I'll leave the discussion on the wisdom of directly editing your production template files for another thread.
The first threat here is that someone overwrites a template file. AdSense publishers have a bit more exposure compared to the rest of webmasters--their AdSense accounts can be yanked. There are also other subtle attacks that don't involve defacements (let your imagination run wild--picture arbitrary PHP code inserted into frequently running scripts on your site).
From a pure security perspective, world-writeable files are bad, and especially ones beneath the document root (since they can be viewed, or invoked if executable). But how bad is this threat really? At this point we sort of blur into a discussion about security of PHP and of shared hosts. But let's look at a few commonly encountered configurations in shared hosting environments, and the implications.

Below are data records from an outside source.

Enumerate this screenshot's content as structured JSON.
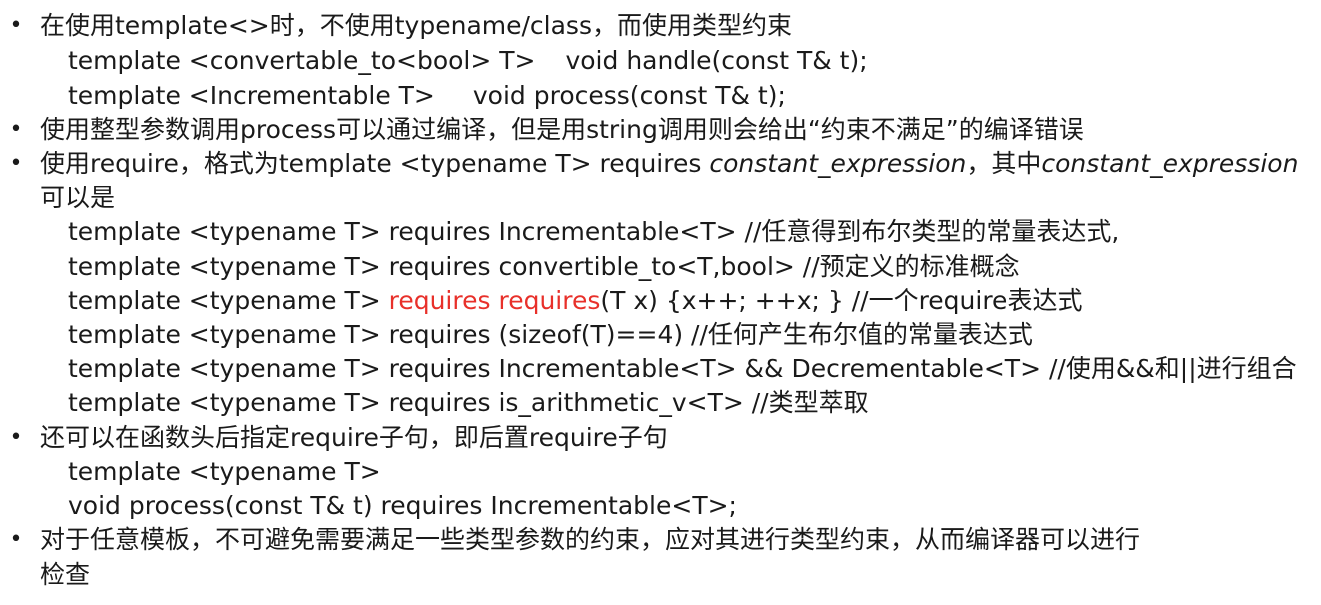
{
  "bullet_char": "•",
  "items": {
    "b1": {
      "text": "在使用template<>时，不使用typename/class，而使用类型约束",
      "code1a": "template <convertable_to<bool> T>",
      "code1b": "void handle(const T& t);",
      "code2a": "template <Incrementable T>",
      "code2b": "void process(const T& t);"
    },
    "b2": {
      "text": "使用整型参数调用process可以通过编译，但是用string调用则会给出“约束不满足”的编译错误"
    },
    "b3": {
      "t1": "使用require，格式为template <typename T> requires ",
      "t2": "constant_expression",
      "t3": "，其中",
      "t4": "constant_expression",
      "t5": "可以是",
      "ex1": "template <typename T> requires Incrementable<T> //任意得到布尔类型的常量表达式,",
      "ex2": "template <typename T> requires convertible_to<T,bool> //预定义的标准概念",
      "ex3a": "template <typename T> ",
      "ex3b": "requires requires",
      "ex3c": "(T x) {x++; ++x; }  //一个require表达式",
      "ex4": "template <typename T> requires (sizeof(T)==4)  //任何产生布尔值的常量表达式",
      "ex5": "template <typename T> requires Incrementable<T> && Decrementable<T>  //使用&&和||进行组合",
      "ex6": "template <typename T> requires is_arithmetic_v<T>  //类型萃取"
    },
    "b4": {
      "text": "还可以在函数头后指定require子句，即后置require子句",
      "code1": "template <typename T>",
      "code2": "void process(const T& t) requires Incrementable<T>;"
    },
    "b5": {
      "line1": "对于任意模板，不可避免需要满足一些类型参数的约束，应对其进行类型约束，从而编译器可以进行",
      "line2": "检查"
    }
  }
}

PHP can be configured to run in safe mode [us3.php.net]. This is a Good Thing, as it will make it a bit more difficult for other users that share your host to stomp around in your filesystem. The explanation in the manual is really great, so permit me to quote:

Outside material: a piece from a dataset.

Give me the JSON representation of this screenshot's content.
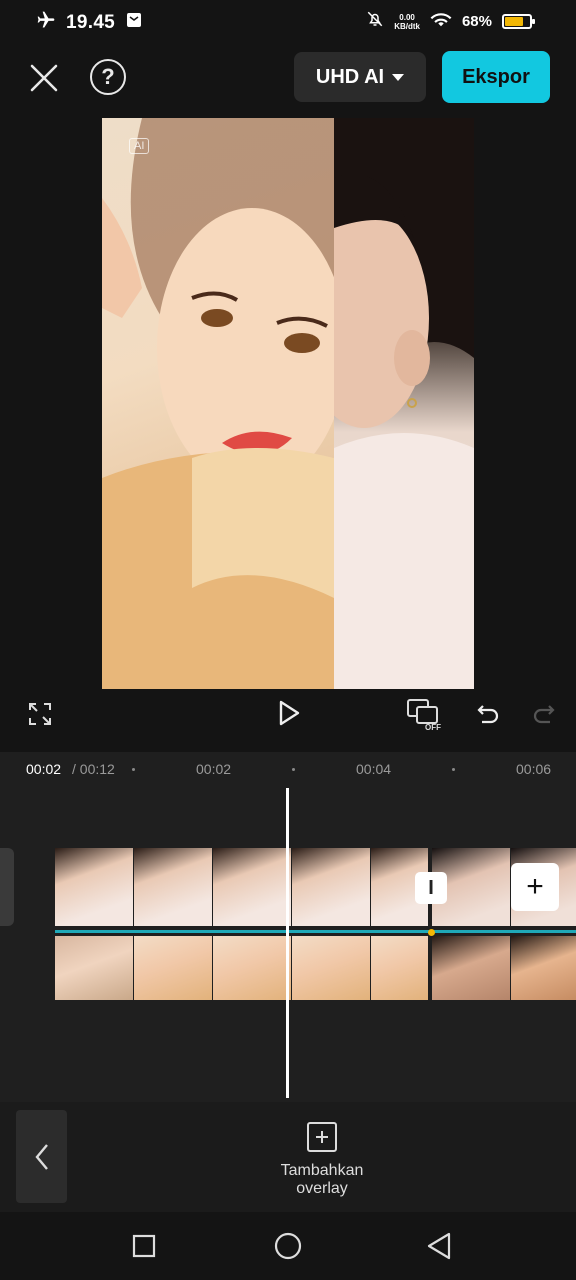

Safe mode can also be off (seems apalling, doesn't it?), in which case leaving any files world-writeable is a terrible idea. I'll refrain from explaining why in detail, but people sharing your host can write your files, via script. One workable strategy for mitigating this (aside from shopping for a more security-conscious host) is to do all development (template edits, trying new plugins, other hackery) on a throwaway instance of WP. This should use a different database, and ideally should be under a different document root. Then have a process for committing the changes to your production server. Make file permissions as restrictive as possible in production.
WP keeps your content in the database, even though the templates are in the filesystem. Generally this is good. But what are the permissions on your database? It turns out that if you have the appropriate password, it's effectively writable. What's the "appropriate password?" The one in yourwp-config.php. Yeah, that world-readable file under the document root. If someone on your shared host has this password, they have write access to your database, hence to your content.
Normally hosts will do a decent (not exhaustive) job of keeping others from browsing your portion of the filesystem. This really should include having safe mode on. If you can get a clue to the existance of a file on your host, you can write a PHP script that opens it (absent safe mode restrictions). This is why informative error messages are bad on your production server.
I feel like I've wandered a fair distance from the topic, but here's the quick summary:
+ Running WP (any script) in a shared hosting environment is not entirely secure
+ PHP's safe mode helps, but isn't perfect
+ filesystem permissions may expose your templates
+ WP has a feature that only works if you set your filesystem permissions to something dumb (forunately permissions aren't dumb by default)
+ database access retrictions may expose your content
+ WP has a world-readable config file
+ none of these threats open avenues for remote exploits (probably the key takeaway here--only your hosting neighbors can bite you)
+ do your template tweaking in a dev environment, especially if you're an adsense publisher
* The exception is if your host runs PHP under your user ID [suphp.org], which is quite uncommon.